Author: WeaverLocation: WI, USA PostPosted: Fri May 20, 2011 4:54 pm    Post subject:
As the consultant, MSP, or friend it is your professional obligation to determine the "correct" solution and work with the client to have it implemented.

Whether that solution is making better use of existing hardware, software, and licensing or involves the purchase of one or many additional pieces of hardware, software, and licensing is up to you. As a consultant this is precisely for what you are paid -- your expertise in solving problems.

The problem your client is facing *may* be solvable with existing infrastructure. However, with what information I have read it appears as if the wireless infrastructure is an "autonomous" wireless infrastructure.

The problems you describe and the solutions to the problem you describe have been developed -- in the form of "centralized/controller/unified" wireless infrastructure which includes such vendor agnostic concepts as centralized management and configuration, radio resource/spectrum management and others.

Whether your wireless vendor is HP, Juniper, Aruba, or Cisco -- these vendors have solutions for your problem -- called by different marketing and product names.

The concept is the same -- move from an autonomous to centralized model and benefit with reduced management, increased capacity, and increased reliability.


Author: Sheena PostPosted: Fri Jun 24, 2011 10:33 am    Post subject:
hey buddy i am new to this field so dont know so much about the wireless network ... i am here to learn more from you people .. hope that you all will help me out . Smile

Author: AdamVLocation: Leeds, UK PostPosted: Fri Jun 24, 2011 10:46 am    Post subject:
Weaver wrote:
In very high-density station areas, consider reducing your cell size by intelligently placing more access points and reducing your transmit power on the access points.

This is particularly important - you need to figure out what the coverage area is for each of the four APs at the moment, and if it is overlapping too much.

Four APs says to me that at least two of those must be on the same channel, so you want to make sure they are as far apart as possible.
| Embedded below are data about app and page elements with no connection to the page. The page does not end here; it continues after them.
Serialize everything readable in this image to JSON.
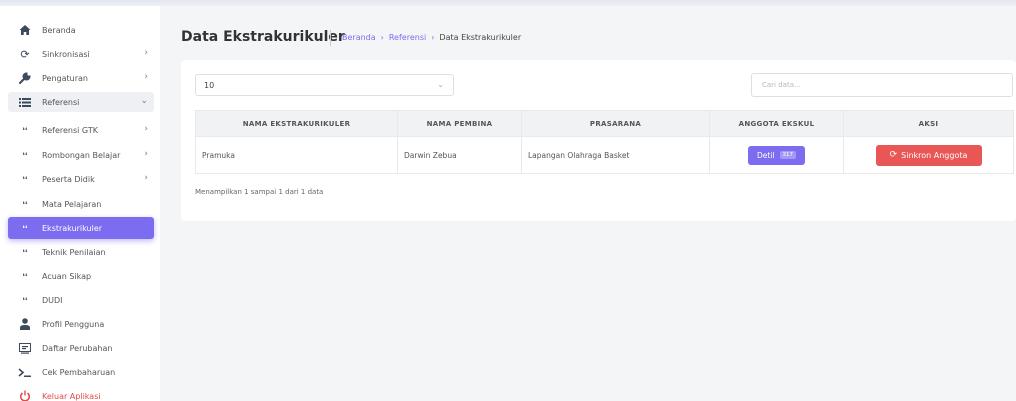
{
  "sidebar": {
    "items": [
      {
        "key": "beranda",
        "label": "Beranda",
        "icon": "home-icon"
      },
      {
        "key": "sinkronisasi",
        "label": "Sinkronisasi",
        "icon": "sync-icon",
        "chevron": "›"
      },
      {
        "key": "pengaturan",
        "label": "Pengaturan",
        "icon": "wrench-icon",
        "chevron": "›"
      },
      {
        "key": "referensi",
        "label": "Referensi",
        "icon": "list-icon",
        "chevron": "⌄"
      },
      {
        "key": "referensi-gtk",
        "label": "Referensi GTK",
        "icon": "sub-icon",
        "chevron": "›"
      },
      {
        "key": "rombongan-belajar",
        "label": "Rombongan Belajar",
        "icon": "sub-icon",
        "chevron": "›"
      },
      {
        "key": "peserta-didik",
        "label": "Peserta Didik",
        "icon": "sub-icon",
        "chevron": "›"
      },
      {
        "key": "mata-pelajaran",
        "label": "Mata Pelajaran",
        "icon": "sub-icon"
      },
      {
        "key": "ekstrakurikuler",
        "label": "Ekstrakurikuler",
        "icon": "sub-icon"
      },
      {
        "key": "teknik-penilaian",
        "label": "Teknik Penilaian",
        "icon": "sub-icon"
      },
      {
        "key": "acuan-sikap",
        "label": "Acuan Sikap",
        "icon": "sub-icon"
      },
      {
        "key": "dudi",
        "label": "DUDI",
        "icon": "sub-icon"
      },
      {
        "key": "profil-pengguna",
        "label": "Profil Pengguna",
        "icon": "user-icon"
      },
      {
        "key": "daftar-perubahan",
        "label": "Daftar Perubahan",
        "icon": "changelog-icon"
      },
      {
        "key": "cek-pembaharuan",
        "label": "Cek Pembaharuan",
        "icon": "terminal-icon"
      },
      {
        "key": "keluar-aplikasi",
        "label": "Keluar Aplikasi",
        "icon": "power-icon"
      }
    ]
  },
  "header": {
    "title": "Data Ekstrakurikuler",
    "breadcrumb": {
      "home": "Beranda",
      "sep": "›",
      "parent": "Referensi",
      "current": "Data Ekstrakurikuler"
    }
  },
  "controls": {
    "page_size": "10",
    "page_size_chevron": "⌄",
    "search_placeholder": "Cari data..."
  },
  "table": {
    "headers": [
      "NAMA EKSTRAKURIKULER",
      "NAMA PEMBINA",
      "PRASARANA",
      "ANGGOTA EKSKUL",
      "AKSI"
    ],
    "rows": [
      {
        "nama": "Pramuka",
        "pembina": "Darwin Zebua",
        "prasarana": "Lapangan Olahraga Basket",
        "detil_label": "Detil",
        "anggota_count": "317",
        "aksi_label": "Sinkron Anggota",
        "aksi_icon": "refresh-icon"
      }
    ]
  },
  "footer": {
    "info": "Menampilkan 1 sampai 1 dari 1 data"
  },
  "colors": {
    "accent": "#7b6cf0",
    "danger": "#e95656",
    "background": "#f4f5f7"
  }
}
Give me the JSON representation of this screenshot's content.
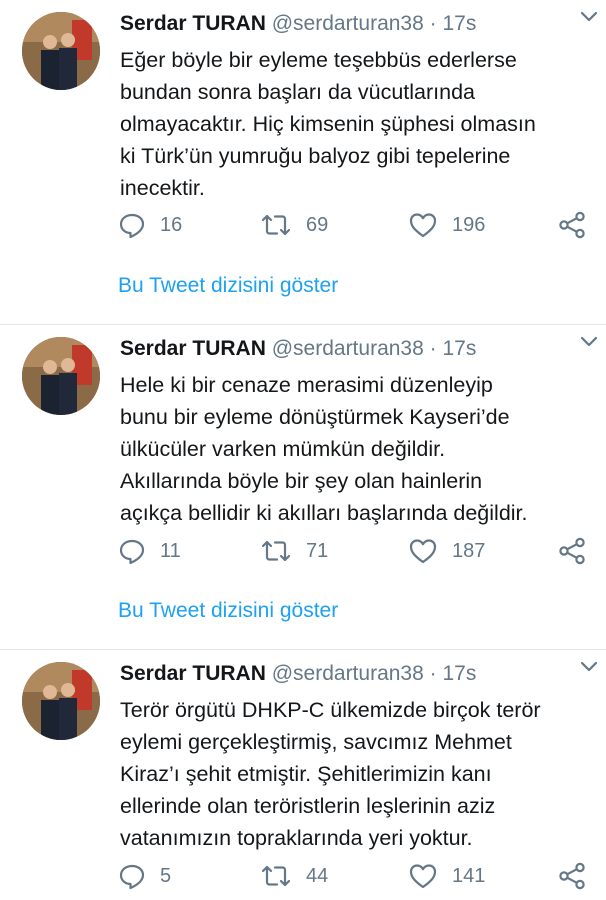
{
  "tweets": [
    {
      "name": "Serdar TURAN",
      "handle": "@serdarturan38",
      "dot": "·",
      "time": "17s",
      "text": "Eğer böyle bir eyleme teşebbüs ederlerse\nbundan sonra başları da vücutlarında\nolmayacaktır. Hiç kimsenin şüphesi olmasın\nki Türk’ün yumruğu balyoz gibi tepelerine\ninecektir.",
      "replies": "16",
      "retweets": "69",
      "likes": "196",
      "thread_link": "Bu Tweet dizisini göster"
    },
    {
      "name": "Serdar TURAN",
      "handle": "@serdarturan38",
      "dot": "·",
      "time": "17s",
      "text": "Hele ki bir cenaze merasimi düzenleyip\nbunu bir eyleme dönüştürmek Kayseri’de\nülkücüler varken mümkün değildir.\nAkıllarında böyle bir şey olan hainlerin\naçıkça bellidir ki akılları başlarında değildir.",
      "replies": "11",
      "retweets": "71",
      "likes": "187",
      "thread_link": "Bu Tweet dizisini göster"
    },
    {
      "name": "Serdar TURAN",
      "handle": "@serdarturan38",
      "dot": "·",
      "time": "17s",
      "text": "Terör örgütü DHKP-C ülkemizde birçok terör\neylemi gerçekleştirmiş, savcımız Mehmet\nKiraz’ı şehit etmiştir. Şehitlerimizin kanı\nellerinde olan teröristlerin leşlerinin aziz\nvatanımızın topraklarında yeri yoktur.",
      "replies": "5",
      "retweets": "44",
      "likes": "141"
    }
  ],
  "colors": {
    "text": "#14171a",
    "muted": "#657786",
    "link": "#1da1f2",
    "divider": "#e1e8ed"
  },
  "icons": [
    "reply-icon",
    "retweet-icon",
    "like-icon",
    "share-icon",
    "chevron-down-icon"
  ]
}
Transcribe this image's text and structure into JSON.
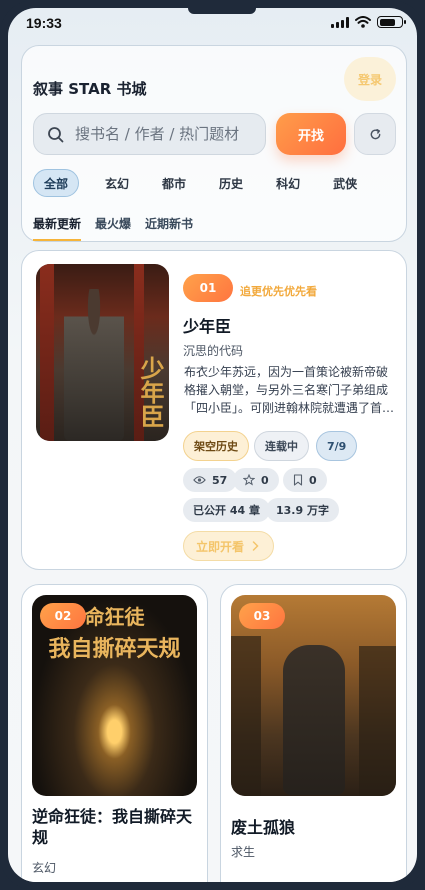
{
  "status": {
    "time": "19:33"
  },
  "header": {
    "title": "叙事 STAR 书城",
    "login_label": "登录",
    "search": {
      "placeholder": "搜书名 / 作者 / 热门题材",
      "button_label": "开找"
    },
    "categories": [
      {
        "label": "全部",
        "active": true
      },
      {
        "label": "玄幻"
      },
      {
        "label": "都市"
      },
      {
        "label": "历史"
      },
      {
        "label": "科幻"
      },
      {
        "label": "武侠"
      }
    ],
    "sort_tabs": [
      {
        "label": "最新更新",
        "active": true
      },
      {
        "label": "最火爆"
      },
      {
        "label": "近期新书"
      }
    ]
  },
  "featured": {
    "rank": "01",
    "rank_note": "追更优先优先看",
    "title": "少年臣",
    "author": "沉思的代码",
    "description": "布衣少年苏远，因为一首策论被新帝破格擢入朝堂，与另外三名寒门子弟组成「四小臣」。可刚进翰林院就遭遇了首…",
    "cover_text": "少年臣",
    "tags": {
      "genre": "架空历史",
      "status": "连载中",
      "count": "7/9"
    },
    "stats": {
      "views": "57",
      "stars": "0",
      "bookmarks": "0"
    },
    "meta": {
      "chapters": "已公开 44 章",
      "words": "13.9 万字"
    },
    "read_label": "立即开看"
  },
  "grid": [
    {
      "rank": "02",
      "title": "逆命狂徒：我自撕碎天规",
      "author": "玄幻",
      "cover_lines": [
        "命狂徒",
        "我自撕碎天规"
      ]
    },
    {
      "rank": "03",
      "title": "废土孤狼",
      "author": "求生"
    }
  ],
  "colors": {
    "accent": "#ff7a40",
    "gold": "#f6b43a",
    "chip_blue": "#d5e6f4"
  }
}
Neighbouring (or overlapping) APs need to be using channels as far apart as possible, so 1, 6, 11 or 1, 7, 13 (depending on your country's regulations).
Some "high bandwidth" APs will be using more than one channel at once which can make this situation even more important to check out.

As number of connections to an AP increases, everyone gets a smaller and smaller slice of the cake (only one station can actually communicate at a time, in tiny time slices). Only way to really increase throughput is to use more APs, which means more care taken over placement and transmit power.

Bear in mind that even if you tune the transmit power of your APs so they don't interfere with each other, the clients may still be turned up to the max and interfering with each other when they are connected to different APs on the same channel.

Networking/Security Forums -> Networking

output generated using printer-friendly topic mod, All times are GMT + 2 Hours

Page 1 of 1

Powered by phpBB 2.0.x © 2001 phpBB Group